YOUR ASSIGNMENT
For every line in the material, output its text exactly and exclude any image it holds.

(GIVEN RECORDS)

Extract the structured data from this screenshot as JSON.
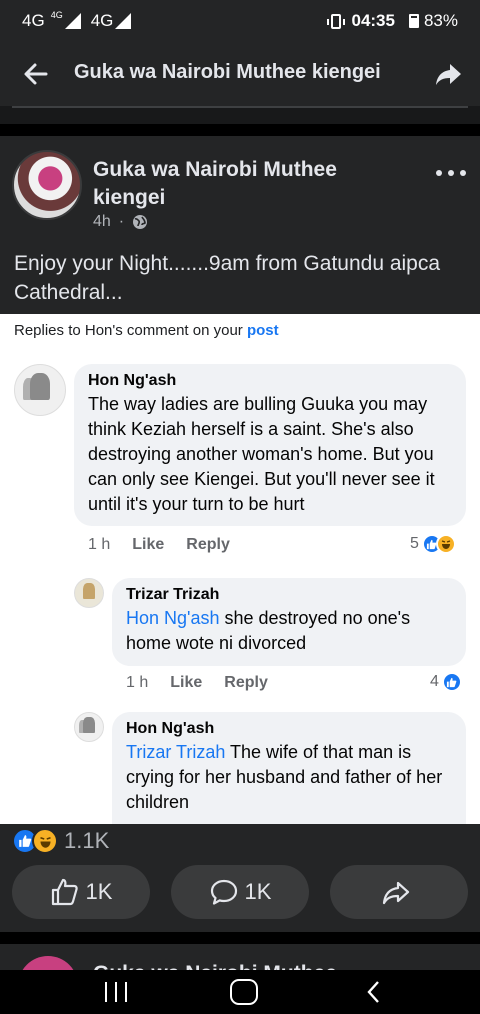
{
  "status_bar": {
    "left_1": "4G",
    "left_sup": "4G",
    "left_2": "4G",
    "time": "04:35",
    "battery": "83%"
  },
  "header": {
    "title": "Guka wa Nairobi Muthee kiengei",
    "back_icon": "arrow-left-icon",
    "share_icon": "share-icon"
  },
  "post": {
    "author": "Guka wa Nairobi Muthee kiengei",
    "time": "4h",
    "dot": "·",
    "privacy_icon": "globe-icon",
    "text": "Enjoy your Night.......9am from Gatundu aipca Cathedral...",
    "shared": {
      "replies_prefix": "Replies to Hon's comment on your ",
      "replies_link": "post",
      "comments": [
        {
          "name": "Hon Ng'ash",
          "text": "The way ladies are bulling Guuka you may think Keziah herself is a saint. She's also destroying another woman's home. But you can only see Kiengei. But you'll never see it until it's your turn to be hurt",
          "time": "1 h",
          "like": "Like",
          "reply": "Reply",
          "reaction_count": "5"
        },
        {
          "name": "Trizar Trizah",
          "tag": "Hon Ng'ash",
          "text": " she destroyed no one's home wote ni divorced",
          "time": "1 h",
          "like": "Like",
          "reply": "Reply",
          "reaction_count": "4"
        },
        {
          "name": "Hon Ng'ash",
          "tag": "Trizar Trizah",
          "text": " The wife of that man is crying for her husband and father of her children"
        }
      ]
    },
    "reactions_count": "1.1K",
    "like_count": "1K",
    "comment_count": "1K"
  },
  "next_post": {
    "author": "Guka wa Nairobi Muthee"
  },
  "colors": {
    "accent": "#1877f2",
    "bg_dark": "#242526",
    "haha": "#f7b125"
  }
}
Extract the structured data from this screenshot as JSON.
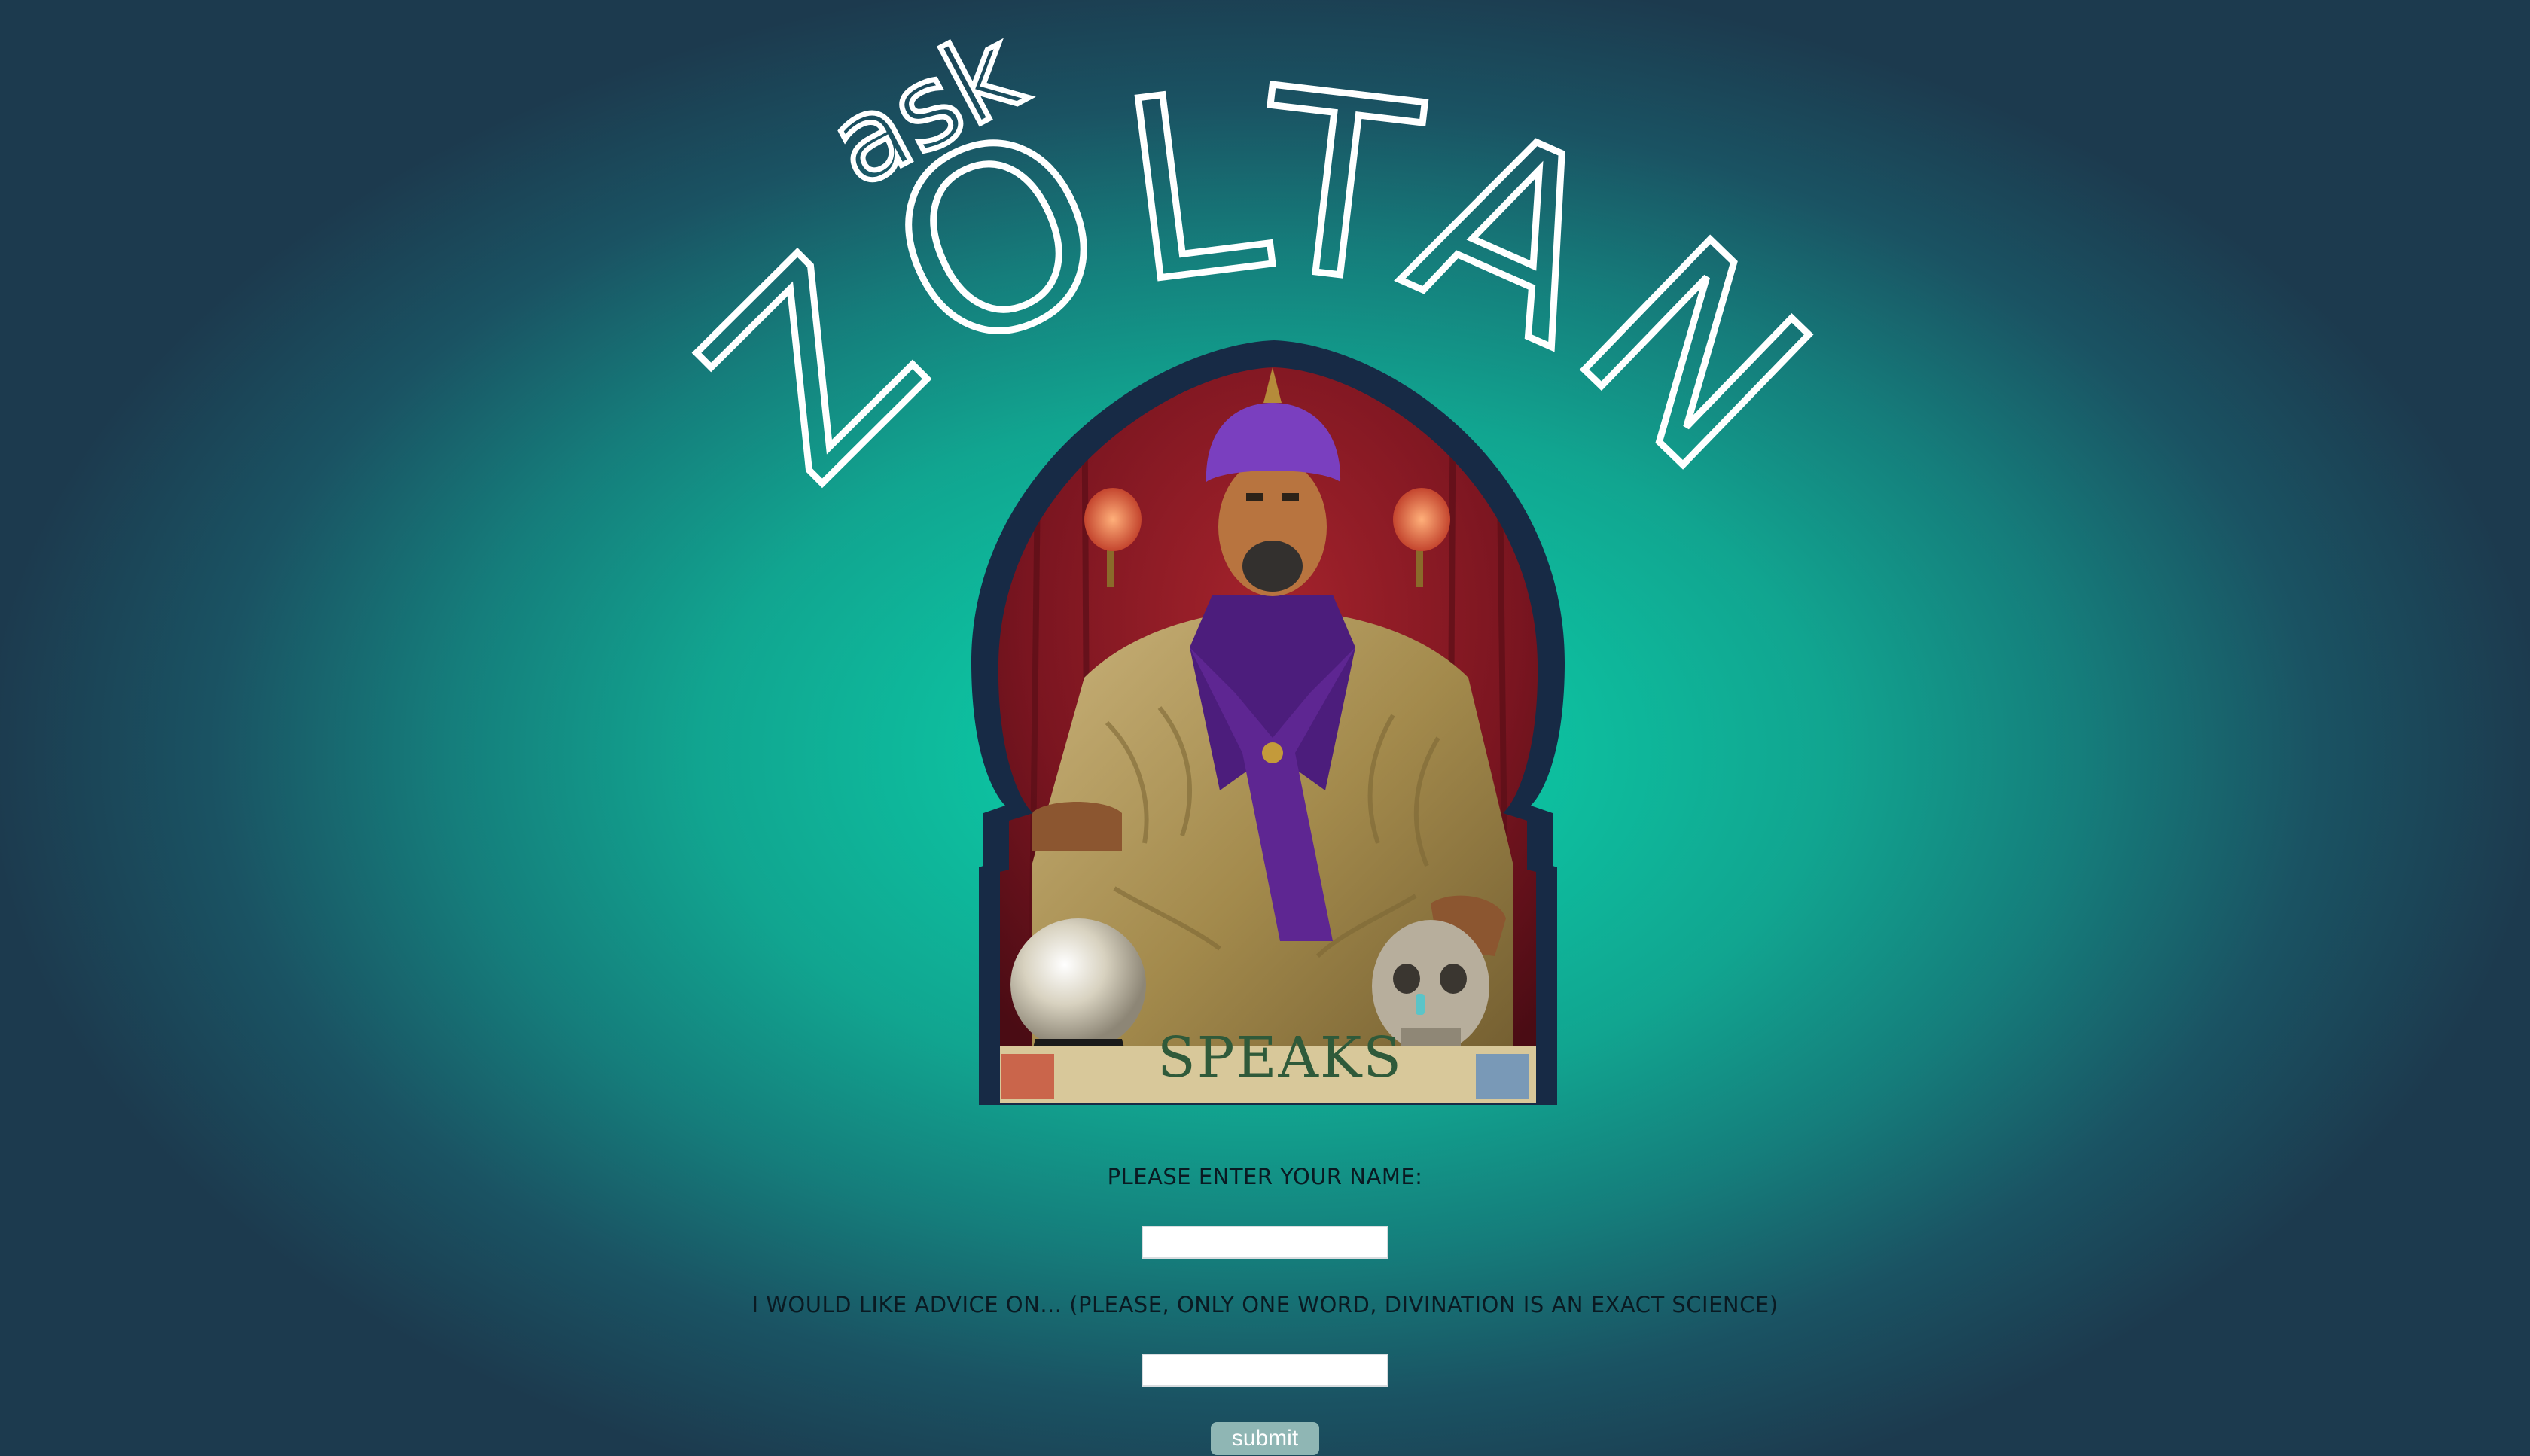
{
  "logo": {
    "word_ask": "ask",
    "word_name": "ZOLTAN"
  },
  "portrait": {
    "table_sign_text": "SPEAKS"
  },
  "form": {
    "name_label": "PLEASE ENTER YOUR NAME:",
    "name_value": "",
    "advice_label": "I WOULD LIKE ADVICE ON... (PLEASE, ONLY ONE WORD, DIVINATION IS AN EXACT SCIENCE)",
    "advice_value": "",
    "submit_label": "submit"
  },
  "colors": {
    "background_center": "#0ccfa8",
    "background_edge": "#1c3a4e",
    "frame": "#172a45",
    "logo_text": "#ffffff",
    "label_text": "#0a1a22",
    "submit_button": "#8fb6b4"
  }
}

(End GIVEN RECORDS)

OUTPUT FOR THIS EXERCISE
Extract the structured data from this screenshot as JSON.
{
  "status_bar": {
    "left_1": "4G",
    "left_sup": "4G",
    "left_2": "4G",
    "time": "04:35",
    "battery": "83%"
  },
  "header": {
    "title": "Guka wa Nairobi Muthee kiengei",
    "back_icon": "arrow-left-icon",
    "share_icon": "share-icon"
  },
  "post": {
    "author": "Guka wa Nairobi Muthee kiengei",
    "time": "4h",
    "dot": "·",
    "privacy_icon": "globe-icon",
    "text": "Enjoy your Night.......9am from Gatundu aipca Cathedral...",
    "shared": {
      "replies_prefix": "Replies to Hon's comment on your ",
      "replies_link": "post",
      "comments": [
        {
          "name": "Hon Ng'ash",
          "text": "The way ladies are bulling Guuka you may think Keziah herself is a saint. She's also destroying another woman's home. But you can only see Kiengei. But you'll never see it until it's your turn to be hurt",
          "time": "1 h",
          "like": "Like",
          "reply": "Reply",
          "reaction_count": "5"
        },
        {
          "name": "Trizar Trizah",
          "tag": "Hon Ng'ash",
          "text": " she destroyed no one's home wote ni divorced",
          "time": "1 h",
          "like": "Like",
          "reply": "Reply",
          "reaction_count": "4"
        },
        {
          "name": "Hon Ng'ash",
          "tag": "Trizar Trizah",
          "text": " The wife of that man is crying for her husband and father of her children"
        }
      ]
    },
    "reactions_count": "1.1K",
    "like_count": "1K",
    "comment_count": "1K"
  },
  "next_post": {
    "author": "Guka wa Nairobi Muthee"
  },
  "colors": {
    "accent": "#1877f2",
    "bg_dark": "#242526",
    "haha": "#f7b125"
  }
}
Extract the structured data from this screenshot as JSON.
{
  "logo": {
    "word_ask": "ask",
    "word_name": "ZOLTAN"
  },
  "portrait": {
    "table_sign_text": "SPEAKS"
  },
  "form": {
    "name_label": "PLEASE ENTER YOUR NAME:",
    "name_value": "",
    "advice_label": "I WOULD LIKE ADVICE ON... (PLEASE, ONLY ONE WORD, DIVINATION IS AN EXACT SCIENCE)",
    "advice_value": "",
    "submit_label": "submit"
  },
  "colors": {
    "background_center": "#0ccfa8",
    "background_edge": "#1c3a4e",
    "frame": "#172a45",
    "logo_text": "#ffffff",
    "label_text": "#0a1a22",
    "submit_button": "#8fb6b4"
  }
}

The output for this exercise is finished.